Problem description. Each line that has the string "website" must be copied from the records below.

Excerpts from an interface dataset.
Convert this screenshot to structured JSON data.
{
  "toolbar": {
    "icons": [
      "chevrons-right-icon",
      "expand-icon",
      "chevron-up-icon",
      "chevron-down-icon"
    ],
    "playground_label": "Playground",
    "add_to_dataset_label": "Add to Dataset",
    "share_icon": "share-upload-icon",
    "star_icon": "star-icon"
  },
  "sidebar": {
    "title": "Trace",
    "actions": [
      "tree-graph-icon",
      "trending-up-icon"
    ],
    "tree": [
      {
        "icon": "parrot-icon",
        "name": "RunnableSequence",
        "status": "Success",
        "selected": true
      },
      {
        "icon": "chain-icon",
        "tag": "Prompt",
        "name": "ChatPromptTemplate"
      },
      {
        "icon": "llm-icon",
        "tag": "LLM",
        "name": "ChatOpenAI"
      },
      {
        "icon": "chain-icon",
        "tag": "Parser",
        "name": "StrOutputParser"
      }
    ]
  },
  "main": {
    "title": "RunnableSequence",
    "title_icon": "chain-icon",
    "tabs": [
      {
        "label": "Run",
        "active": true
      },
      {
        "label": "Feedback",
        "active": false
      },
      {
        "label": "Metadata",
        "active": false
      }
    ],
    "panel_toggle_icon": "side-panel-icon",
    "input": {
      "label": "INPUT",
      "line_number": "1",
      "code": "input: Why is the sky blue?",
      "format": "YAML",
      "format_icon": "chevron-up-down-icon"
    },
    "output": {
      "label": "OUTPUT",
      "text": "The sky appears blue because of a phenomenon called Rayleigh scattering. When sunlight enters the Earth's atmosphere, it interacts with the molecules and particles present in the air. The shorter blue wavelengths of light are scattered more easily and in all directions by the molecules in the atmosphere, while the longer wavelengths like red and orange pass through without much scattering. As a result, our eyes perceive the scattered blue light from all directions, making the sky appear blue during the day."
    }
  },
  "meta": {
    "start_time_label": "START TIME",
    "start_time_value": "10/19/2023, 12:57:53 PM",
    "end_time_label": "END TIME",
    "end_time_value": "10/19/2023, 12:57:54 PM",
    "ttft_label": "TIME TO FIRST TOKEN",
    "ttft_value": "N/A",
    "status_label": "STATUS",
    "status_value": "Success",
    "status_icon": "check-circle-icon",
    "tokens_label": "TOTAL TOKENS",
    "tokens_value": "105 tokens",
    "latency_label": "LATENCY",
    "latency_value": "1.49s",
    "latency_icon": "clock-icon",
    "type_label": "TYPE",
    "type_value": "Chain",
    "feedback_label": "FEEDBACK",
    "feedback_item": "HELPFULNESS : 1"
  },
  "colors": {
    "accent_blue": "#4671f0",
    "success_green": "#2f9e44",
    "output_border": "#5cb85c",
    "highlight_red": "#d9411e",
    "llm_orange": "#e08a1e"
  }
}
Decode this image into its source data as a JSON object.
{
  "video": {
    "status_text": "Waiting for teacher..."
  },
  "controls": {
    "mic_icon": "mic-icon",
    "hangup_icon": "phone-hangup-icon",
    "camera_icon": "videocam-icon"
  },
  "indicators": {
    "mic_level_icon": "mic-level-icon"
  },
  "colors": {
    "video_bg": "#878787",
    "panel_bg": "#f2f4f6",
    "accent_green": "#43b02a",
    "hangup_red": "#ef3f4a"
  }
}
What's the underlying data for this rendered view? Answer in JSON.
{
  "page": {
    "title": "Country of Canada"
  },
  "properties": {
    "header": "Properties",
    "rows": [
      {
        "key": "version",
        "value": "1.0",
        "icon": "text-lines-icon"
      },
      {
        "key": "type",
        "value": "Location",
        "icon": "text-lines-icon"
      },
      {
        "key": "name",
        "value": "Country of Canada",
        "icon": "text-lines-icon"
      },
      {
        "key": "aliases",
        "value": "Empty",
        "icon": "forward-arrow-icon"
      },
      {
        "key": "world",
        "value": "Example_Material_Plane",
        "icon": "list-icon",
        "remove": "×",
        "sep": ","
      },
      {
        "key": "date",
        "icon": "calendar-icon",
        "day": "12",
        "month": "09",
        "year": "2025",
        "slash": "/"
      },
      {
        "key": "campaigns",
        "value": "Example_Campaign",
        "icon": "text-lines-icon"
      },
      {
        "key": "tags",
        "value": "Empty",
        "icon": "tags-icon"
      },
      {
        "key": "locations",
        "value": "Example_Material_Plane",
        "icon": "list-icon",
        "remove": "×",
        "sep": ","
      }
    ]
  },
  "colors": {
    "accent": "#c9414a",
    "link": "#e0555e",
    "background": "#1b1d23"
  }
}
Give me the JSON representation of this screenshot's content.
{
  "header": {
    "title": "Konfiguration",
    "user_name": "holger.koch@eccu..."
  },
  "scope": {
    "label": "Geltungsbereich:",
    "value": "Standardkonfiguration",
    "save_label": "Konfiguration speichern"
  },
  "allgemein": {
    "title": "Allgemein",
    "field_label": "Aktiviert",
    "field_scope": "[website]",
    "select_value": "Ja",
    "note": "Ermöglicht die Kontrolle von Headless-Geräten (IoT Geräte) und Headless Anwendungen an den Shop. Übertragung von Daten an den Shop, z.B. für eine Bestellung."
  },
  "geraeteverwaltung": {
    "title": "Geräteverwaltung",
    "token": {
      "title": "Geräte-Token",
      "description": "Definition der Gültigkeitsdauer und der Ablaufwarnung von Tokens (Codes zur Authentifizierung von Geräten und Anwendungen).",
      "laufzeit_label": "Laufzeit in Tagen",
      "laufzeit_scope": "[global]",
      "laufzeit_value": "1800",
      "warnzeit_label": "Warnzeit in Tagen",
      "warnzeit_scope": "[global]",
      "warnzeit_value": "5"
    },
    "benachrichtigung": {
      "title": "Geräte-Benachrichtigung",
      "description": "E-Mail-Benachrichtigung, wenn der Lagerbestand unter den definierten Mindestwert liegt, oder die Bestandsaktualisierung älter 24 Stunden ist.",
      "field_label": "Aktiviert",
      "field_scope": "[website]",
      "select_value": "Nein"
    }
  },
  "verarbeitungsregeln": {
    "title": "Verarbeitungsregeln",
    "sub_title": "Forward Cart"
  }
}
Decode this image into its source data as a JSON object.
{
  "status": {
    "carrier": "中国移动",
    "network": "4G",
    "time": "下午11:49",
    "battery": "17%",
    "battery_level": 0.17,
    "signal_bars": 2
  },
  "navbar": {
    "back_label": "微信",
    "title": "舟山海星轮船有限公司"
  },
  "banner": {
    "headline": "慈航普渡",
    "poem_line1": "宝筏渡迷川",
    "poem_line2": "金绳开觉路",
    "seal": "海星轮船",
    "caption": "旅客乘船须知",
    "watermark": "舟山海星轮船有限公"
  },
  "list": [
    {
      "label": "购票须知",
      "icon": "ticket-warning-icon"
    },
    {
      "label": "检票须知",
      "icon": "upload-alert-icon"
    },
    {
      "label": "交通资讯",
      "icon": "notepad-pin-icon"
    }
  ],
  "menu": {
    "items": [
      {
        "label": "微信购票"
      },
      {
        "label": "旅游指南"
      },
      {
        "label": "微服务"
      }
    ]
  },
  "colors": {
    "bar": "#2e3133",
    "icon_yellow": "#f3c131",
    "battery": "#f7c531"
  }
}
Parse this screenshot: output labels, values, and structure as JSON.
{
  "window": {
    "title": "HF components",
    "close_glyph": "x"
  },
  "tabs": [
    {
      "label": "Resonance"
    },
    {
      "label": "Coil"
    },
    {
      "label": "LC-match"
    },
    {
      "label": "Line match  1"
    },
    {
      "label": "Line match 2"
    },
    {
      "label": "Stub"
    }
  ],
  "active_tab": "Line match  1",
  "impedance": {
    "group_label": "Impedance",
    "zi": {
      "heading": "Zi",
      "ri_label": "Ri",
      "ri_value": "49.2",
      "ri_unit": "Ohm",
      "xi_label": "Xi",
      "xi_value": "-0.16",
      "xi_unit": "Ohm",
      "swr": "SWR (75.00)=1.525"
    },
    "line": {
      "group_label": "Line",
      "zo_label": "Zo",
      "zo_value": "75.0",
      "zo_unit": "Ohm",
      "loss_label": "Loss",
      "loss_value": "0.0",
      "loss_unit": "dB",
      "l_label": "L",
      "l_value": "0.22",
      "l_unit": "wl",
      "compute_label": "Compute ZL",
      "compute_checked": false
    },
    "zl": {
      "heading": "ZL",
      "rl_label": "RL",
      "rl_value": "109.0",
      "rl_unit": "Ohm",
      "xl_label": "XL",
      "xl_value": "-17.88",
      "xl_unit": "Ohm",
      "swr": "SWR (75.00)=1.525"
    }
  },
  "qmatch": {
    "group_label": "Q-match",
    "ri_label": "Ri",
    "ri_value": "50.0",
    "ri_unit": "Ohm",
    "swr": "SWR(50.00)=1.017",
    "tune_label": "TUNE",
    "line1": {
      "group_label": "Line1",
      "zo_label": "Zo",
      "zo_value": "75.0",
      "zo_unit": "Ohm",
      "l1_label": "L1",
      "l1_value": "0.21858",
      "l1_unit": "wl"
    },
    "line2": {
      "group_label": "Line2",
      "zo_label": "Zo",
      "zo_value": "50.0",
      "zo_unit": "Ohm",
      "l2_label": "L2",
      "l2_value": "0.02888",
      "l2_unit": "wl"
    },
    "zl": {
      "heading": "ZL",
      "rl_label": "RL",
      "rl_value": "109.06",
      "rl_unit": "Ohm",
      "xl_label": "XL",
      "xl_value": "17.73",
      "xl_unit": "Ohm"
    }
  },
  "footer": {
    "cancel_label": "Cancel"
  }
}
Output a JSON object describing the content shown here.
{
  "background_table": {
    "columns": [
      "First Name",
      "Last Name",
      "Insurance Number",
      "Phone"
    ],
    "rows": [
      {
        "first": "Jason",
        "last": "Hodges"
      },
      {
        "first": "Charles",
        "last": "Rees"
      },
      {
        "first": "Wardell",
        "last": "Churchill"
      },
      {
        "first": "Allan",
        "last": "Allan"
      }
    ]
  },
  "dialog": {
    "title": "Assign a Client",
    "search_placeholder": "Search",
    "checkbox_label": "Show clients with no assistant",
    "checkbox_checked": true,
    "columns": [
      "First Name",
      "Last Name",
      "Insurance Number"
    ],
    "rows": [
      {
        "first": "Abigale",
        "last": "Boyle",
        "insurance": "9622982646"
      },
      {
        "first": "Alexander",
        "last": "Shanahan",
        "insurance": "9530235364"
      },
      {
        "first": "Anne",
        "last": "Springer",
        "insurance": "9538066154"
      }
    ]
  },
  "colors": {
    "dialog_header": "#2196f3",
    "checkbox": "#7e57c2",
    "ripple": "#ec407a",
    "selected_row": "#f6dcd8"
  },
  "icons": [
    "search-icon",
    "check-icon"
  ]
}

Problem solution.
    "field_scope": "[website]",
      "field_scope": "[website]",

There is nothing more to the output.